__EXERCISE OBJECTIVE__. In the data that follows, every line containing the word "role" should be returned.

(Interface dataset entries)
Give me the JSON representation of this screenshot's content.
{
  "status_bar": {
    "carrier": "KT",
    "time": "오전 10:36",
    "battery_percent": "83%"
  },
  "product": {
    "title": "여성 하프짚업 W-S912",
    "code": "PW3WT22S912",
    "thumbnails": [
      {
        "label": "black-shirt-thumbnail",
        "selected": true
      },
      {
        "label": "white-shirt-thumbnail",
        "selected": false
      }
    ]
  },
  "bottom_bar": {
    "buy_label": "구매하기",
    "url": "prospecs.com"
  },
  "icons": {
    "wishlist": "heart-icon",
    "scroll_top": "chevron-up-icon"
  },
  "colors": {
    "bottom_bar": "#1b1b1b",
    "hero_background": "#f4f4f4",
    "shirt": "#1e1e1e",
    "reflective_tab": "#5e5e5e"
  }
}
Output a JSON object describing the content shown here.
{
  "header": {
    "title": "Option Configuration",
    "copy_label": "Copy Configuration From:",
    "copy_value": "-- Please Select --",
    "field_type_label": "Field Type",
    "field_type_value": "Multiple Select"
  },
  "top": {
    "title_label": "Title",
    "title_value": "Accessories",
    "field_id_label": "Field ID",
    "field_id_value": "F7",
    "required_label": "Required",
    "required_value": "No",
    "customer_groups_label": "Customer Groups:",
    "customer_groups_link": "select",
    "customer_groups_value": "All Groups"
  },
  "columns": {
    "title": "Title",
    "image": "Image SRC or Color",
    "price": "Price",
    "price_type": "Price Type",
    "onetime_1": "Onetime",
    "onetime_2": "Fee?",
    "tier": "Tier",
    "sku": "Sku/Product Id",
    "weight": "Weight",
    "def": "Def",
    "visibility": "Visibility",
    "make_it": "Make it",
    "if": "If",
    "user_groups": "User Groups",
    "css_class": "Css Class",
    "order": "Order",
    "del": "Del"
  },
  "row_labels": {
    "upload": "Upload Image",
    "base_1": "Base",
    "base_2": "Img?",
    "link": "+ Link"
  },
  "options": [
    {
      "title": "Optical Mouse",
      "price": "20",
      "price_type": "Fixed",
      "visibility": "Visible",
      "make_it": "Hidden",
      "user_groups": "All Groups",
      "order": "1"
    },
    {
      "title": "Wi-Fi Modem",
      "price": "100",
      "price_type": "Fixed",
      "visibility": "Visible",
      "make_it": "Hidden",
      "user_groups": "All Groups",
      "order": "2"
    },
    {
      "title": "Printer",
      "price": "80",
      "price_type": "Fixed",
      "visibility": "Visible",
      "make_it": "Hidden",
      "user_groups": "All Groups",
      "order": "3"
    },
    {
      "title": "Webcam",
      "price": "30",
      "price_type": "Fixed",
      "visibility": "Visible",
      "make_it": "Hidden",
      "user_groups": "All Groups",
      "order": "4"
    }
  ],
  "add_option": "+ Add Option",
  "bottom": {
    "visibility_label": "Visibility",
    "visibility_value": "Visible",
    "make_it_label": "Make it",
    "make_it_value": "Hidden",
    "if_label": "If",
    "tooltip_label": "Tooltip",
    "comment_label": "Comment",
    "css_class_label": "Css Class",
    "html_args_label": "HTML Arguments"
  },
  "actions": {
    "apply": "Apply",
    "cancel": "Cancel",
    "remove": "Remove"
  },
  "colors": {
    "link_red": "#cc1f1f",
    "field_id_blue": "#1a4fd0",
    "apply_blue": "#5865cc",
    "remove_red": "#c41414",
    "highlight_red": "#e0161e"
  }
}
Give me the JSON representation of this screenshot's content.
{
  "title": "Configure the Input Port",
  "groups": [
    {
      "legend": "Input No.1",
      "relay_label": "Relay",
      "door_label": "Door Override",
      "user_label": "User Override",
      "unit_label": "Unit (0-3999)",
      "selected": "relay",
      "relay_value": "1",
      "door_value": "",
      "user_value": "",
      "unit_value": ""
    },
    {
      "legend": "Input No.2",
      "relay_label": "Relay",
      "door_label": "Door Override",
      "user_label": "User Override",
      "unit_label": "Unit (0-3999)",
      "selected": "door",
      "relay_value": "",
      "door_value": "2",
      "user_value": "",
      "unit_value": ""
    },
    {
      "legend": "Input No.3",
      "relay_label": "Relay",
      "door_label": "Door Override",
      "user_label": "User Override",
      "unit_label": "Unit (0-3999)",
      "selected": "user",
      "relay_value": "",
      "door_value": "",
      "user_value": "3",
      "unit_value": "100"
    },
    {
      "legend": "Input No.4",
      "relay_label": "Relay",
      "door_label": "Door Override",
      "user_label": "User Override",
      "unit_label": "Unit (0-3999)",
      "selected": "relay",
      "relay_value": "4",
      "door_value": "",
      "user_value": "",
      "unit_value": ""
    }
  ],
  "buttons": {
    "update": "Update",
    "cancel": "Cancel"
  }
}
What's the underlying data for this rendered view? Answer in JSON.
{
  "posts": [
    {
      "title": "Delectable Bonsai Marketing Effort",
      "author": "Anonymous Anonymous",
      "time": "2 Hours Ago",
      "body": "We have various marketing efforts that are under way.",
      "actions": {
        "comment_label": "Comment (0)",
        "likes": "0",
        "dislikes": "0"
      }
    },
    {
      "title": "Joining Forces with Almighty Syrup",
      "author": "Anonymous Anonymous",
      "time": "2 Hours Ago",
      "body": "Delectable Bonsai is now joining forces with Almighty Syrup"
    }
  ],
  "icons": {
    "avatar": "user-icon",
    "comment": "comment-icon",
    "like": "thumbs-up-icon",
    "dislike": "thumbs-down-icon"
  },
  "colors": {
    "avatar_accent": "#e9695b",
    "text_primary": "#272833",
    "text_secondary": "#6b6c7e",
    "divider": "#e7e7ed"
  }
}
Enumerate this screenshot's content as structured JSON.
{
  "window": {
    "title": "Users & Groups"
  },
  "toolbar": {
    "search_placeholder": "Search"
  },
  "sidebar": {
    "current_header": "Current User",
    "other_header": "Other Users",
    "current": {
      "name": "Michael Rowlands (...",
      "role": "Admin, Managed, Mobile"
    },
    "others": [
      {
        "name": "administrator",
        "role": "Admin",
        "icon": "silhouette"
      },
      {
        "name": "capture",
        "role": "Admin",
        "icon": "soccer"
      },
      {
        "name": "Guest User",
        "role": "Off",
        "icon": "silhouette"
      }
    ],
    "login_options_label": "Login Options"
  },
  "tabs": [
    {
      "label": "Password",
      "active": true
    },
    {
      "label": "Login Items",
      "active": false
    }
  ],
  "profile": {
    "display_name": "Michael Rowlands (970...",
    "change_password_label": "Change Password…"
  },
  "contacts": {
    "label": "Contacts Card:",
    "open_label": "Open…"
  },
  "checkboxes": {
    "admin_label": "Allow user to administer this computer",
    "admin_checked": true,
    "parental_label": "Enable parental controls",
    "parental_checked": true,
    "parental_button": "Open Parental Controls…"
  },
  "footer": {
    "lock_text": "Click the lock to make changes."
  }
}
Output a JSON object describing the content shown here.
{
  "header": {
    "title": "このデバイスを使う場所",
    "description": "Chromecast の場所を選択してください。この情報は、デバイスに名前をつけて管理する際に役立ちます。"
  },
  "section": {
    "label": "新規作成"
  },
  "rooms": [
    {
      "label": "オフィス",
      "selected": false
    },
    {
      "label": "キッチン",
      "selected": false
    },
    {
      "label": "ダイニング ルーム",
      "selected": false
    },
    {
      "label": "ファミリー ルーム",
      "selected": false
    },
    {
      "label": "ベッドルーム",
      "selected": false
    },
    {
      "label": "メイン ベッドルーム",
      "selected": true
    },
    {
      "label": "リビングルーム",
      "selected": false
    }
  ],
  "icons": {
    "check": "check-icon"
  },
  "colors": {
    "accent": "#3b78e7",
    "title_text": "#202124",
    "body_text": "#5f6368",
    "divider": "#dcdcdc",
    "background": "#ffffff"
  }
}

__EXERCISE RESPONSE__.
      "role": "Admin, Managed, Mobile"
        "role": "Admin",
        "role": "Admin",
        "role": "Off",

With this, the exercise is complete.